Delta enters the seat recline wars

(Mary Altaffer | AP Photo) In this Aug. 8, 2017, file photo, a Delta Air Lines jet waits on the tarmac at LaGuardia Airport in New York. Delta tops an annual study that ranks US airlines by on-time arrivals, complaint rates, and other statistical measurements. Researchers who crunch the numbers say that U.S. airlines are getting better as a whole.

Delta Air Lines will reduce the amount that seats recline on some planes by about two inches, aiming to preserve the workspace of multitasking business travelers.

The first Airbus A320s to get the modified seats will debut this weekend, the carrier said Friday. The distance that seats recline will drop to 3.5 inches from 5.4 in first class, and to 2 inches from 4 in Comfort Plus and coach. The A320s generally are used on flights of two hours or less.

The change — made in response to customer complaints — should make life easier for business travelers trying to work on laptops perched on tray tables, often while viewing mobile phones and seat-back video screens, Delta said.

"It's all about protecting customers' personal space and minimizing disruptions to multitasking in flight," the Atlanta-based airline said by email.

Altering the seats can be done overnight and will take two months for all of Delta's 62 A320s. Delta isn't reducing the space between rows on the single-aisle jet, which seats 157 passengers. Feedback from travelers and employees will help determine whether Delta retrofits other aircraft.

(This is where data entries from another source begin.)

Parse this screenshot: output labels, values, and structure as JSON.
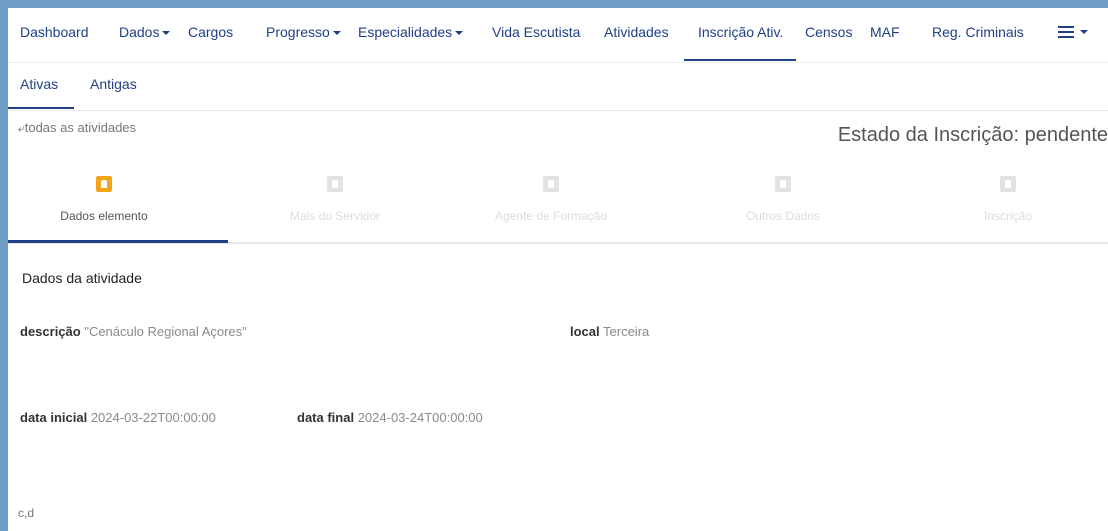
{
  "nav": {
    "items": [
      {
        "label": "Dashboard"
      },
      {
        "label": "Dados",
        "dropdown": true
      },
      {
        "label": "Cargos"
      },
      {
        "label": "Progresso",
        "dropdown": true
      },
      {
        "label": "Especialidades",
        "dropdown": true
      },
      {
        "label": "Vida Escutista"
      },
      {
        "label": "Atividades"
      },
      {
        "label": "Inscrição Ativ.",
        "active": true
      },
      {
        "label": "Censos"
      },
      {
        "label": "MAF"
      },
      {
        "label": "Reg. Criminais"
      }
    ],
    "menu_icon": "hamburger-icon"
  },
  "subnav": {
    "items": [
      {
        "label": "Ativas",
        "active": true
      },
      {
        "label": "Antigas"
      }
    ]
  },
  "back": {
    "label": "todas as atividades",
    "icon": "reply-arrow-icon"
  },
  "estado": "Estado da Inscrição: pendente",
  "steps": [
    {
      "label": "Dados elemento",
      "active": true,
      "icon": "user-icon"
    },
    {
      "label": "Mais do Servidor",
      "active": false,
      "icon": "user-icon"
    },
    {
      "label": "Agente de Formação",
      "active": false,
      "icon": "bookmark-icon"
    },
    {
      "label": "Outros Dados",
      "active": false,
      "icon": "bookmark-icon"
    },
    {
      "label": "Inscrição",
      "active": false,
      "icon": "heart-icon"
    }
  ],
  "section": {
    "title": "Dados da atividade",
    "descricao_label": "descrição",
    "descricao_value": "\"Cenáculo Regional Açores\"",
    "local_label": "local",
    "local_value": "Terceira",
    "data_inicial_label": "data inicial",
    "data_inicial_value": "2024-03-22T00:00:00",
    "data_final_label": "data final",
    "data_final_value": "2024-03-24T00:00:00"
  },
  "footer_text": "c,d",
  "colors": {
    "nav_text": "#1f3f86",
    "step_active": "#f3a51a",
    "outer_bg": "#6f9ec9"
  }
}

The change was reported earlier by The Points Guy travel blog.